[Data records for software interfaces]
=-=-=-=-=

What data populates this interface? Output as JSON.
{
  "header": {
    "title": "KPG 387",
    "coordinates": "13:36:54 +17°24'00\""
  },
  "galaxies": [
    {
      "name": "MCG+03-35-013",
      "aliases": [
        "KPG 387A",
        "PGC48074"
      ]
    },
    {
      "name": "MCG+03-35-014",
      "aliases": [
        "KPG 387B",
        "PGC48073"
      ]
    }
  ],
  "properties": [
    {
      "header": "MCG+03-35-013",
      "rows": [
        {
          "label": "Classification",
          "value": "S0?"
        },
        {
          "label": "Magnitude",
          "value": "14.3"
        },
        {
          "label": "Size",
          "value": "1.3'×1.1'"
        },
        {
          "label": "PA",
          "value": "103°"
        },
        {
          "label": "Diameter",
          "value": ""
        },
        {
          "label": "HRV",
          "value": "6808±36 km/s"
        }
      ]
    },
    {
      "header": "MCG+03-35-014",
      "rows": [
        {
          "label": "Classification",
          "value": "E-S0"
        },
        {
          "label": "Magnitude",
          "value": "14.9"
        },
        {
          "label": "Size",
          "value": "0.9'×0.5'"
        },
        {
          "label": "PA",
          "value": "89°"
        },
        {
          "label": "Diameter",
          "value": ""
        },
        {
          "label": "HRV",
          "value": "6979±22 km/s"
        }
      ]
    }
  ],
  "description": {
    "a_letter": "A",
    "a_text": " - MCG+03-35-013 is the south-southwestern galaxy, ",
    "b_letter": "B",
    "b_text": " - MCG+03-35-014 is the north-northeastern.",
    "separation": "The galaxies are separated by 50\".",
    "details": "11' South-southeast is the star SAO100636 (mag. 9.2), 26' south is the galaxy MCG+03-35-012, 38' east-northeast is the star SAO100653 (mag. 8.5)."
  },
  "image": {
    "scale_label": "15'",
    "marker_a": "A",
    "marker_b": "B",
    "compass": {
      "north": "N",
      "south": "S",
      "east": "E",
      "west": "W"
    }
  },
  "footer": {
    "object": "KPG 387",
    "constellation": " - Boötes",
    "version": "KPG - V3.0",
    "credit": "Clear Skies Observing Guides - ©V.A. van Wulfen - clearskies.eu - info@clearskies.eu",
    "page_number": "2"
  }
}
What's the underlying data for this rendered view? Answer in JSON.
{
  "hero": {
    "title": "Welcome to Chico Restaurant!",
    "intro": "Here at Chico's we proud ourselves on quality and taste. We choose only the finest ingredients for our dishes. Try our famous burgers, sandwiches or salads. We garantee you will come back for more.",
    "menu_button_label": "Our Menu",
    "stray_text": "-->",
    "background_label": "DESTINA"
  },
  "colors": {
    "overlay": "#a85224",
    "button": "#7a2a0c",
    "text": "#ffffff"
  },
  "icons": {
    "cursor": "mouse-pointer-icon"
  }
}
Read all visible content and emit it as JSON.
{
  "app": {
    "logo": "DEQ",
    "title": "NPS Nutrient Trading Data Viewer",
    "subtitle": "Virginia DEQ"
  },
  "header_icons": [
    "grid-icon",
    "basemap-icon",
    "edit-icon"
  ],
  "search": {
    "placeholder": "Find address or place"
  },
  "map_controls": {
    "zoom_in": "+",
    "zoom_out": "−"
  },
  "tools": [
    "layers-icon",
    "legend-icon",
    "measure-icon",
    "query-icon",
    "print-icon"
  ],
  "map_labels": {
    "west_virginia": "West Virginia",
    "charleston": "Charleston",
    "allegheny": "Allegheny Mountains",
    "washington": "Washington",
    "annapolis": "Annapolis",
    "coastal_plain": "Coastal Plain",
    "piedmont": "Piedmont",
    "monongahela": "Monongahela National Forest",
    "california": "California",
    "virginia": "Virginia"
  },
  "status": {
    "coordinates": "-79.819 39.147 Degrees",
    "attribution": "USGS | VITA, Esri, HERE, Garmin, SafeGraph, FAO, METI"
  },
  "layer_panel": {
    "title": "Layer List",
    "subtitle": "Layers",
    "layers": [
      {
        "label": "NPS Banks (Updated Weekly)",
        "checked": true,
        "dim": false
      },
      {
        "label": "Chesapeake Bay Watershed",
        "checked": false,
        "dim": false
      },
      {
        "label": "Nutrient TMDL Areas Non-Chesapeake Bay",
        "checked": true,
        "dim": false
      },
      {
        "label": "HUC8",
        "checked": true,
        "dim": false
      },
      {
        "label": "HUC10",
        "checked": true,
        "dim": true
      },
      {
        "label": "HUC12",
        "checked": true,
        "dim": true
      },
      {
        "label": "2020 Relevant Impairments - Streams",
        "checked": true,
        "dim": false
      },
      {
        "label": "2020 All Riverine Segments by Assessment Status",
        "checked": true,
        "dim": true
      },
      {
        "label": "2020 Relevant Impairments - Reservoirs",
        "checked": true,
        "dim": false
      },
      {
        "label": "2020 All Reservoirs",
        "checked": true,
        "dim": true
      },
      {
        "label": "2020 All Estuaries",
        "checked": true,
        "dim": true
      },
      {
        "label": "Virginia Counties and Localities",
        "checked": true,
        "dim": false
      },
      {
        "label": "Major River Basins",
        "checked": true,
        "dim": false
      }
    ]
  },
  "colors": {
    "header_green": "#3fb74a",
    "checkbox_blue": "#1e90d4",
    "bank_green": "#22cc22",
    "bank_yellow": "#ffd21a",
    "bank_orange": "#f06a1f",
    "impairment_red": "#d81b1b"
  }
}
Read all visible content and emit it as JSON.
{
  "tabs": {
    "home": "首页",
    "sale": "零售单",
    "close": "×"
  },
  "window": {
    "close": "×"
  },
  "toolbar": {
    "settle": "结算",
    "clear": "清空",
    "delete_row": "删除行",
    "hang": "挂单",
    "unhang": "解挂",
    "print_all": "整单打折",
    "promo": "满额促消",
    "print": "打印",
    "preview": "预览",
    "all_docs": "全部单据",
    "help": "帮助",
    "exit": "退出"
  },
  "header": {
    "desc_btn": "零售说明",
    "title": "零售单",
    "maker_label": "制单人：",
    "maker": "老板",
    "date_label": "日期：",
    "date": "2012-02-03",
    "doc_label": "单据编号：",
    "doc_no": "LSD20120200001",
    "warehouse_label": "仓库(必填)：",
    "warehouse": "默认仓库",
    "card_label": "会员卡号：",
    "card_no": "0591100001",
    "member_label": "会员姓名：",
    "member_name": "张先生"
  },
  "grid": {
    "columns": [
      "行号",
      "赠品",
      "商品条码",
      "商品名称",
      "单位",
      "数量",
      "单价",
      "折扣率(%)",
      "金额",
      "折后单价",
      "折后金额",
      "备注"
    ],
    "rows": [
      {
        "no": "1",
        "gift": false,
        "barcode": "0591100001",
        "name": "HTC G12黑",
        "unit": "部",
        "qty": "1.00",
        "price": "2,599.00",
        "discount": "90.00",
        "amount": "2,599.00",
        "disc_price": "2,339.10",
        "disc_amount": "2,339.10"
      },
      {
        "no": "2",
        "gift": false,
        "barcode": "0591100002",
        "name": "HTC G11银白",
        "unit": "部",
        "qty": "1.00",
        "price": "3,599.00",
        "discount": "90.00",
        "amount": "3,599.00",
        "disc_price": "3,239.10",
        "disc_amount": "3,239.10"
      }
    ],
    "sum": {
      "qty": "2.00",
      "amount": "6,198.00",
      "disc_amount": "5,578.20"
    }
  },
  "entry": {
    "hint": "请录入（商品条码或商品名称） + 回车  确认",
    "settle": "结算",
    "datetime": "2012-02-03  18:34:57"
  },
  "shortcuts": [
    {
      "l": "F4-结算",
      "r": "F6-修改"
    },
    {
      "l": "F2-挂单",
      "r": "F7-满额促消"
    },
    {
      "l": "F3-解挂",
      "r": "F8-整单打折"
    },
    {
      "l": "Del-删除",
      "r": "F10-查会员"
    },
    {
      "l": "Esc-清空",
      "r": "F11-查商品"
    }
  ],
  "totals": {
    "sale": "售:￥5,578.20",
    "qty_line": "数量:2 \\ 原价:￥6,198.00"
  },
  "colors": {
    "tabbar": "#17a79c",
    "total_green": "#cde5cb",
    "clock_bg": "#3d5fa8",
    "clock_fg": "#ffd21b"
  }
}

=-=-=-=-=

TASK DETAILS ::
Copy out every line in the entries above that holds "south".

ANSWER ::
    "a_text": " - MCG+03-35-013 is the south-southwestern galaxy, ",
    "details": "11' South-southeast is the star SAO100636 (mag. 9.2), 26' south is the galaxy MCG+03-35-012, 38' east-northeast is the star SAO100653 (mag. 8.5)."
      "south": "S",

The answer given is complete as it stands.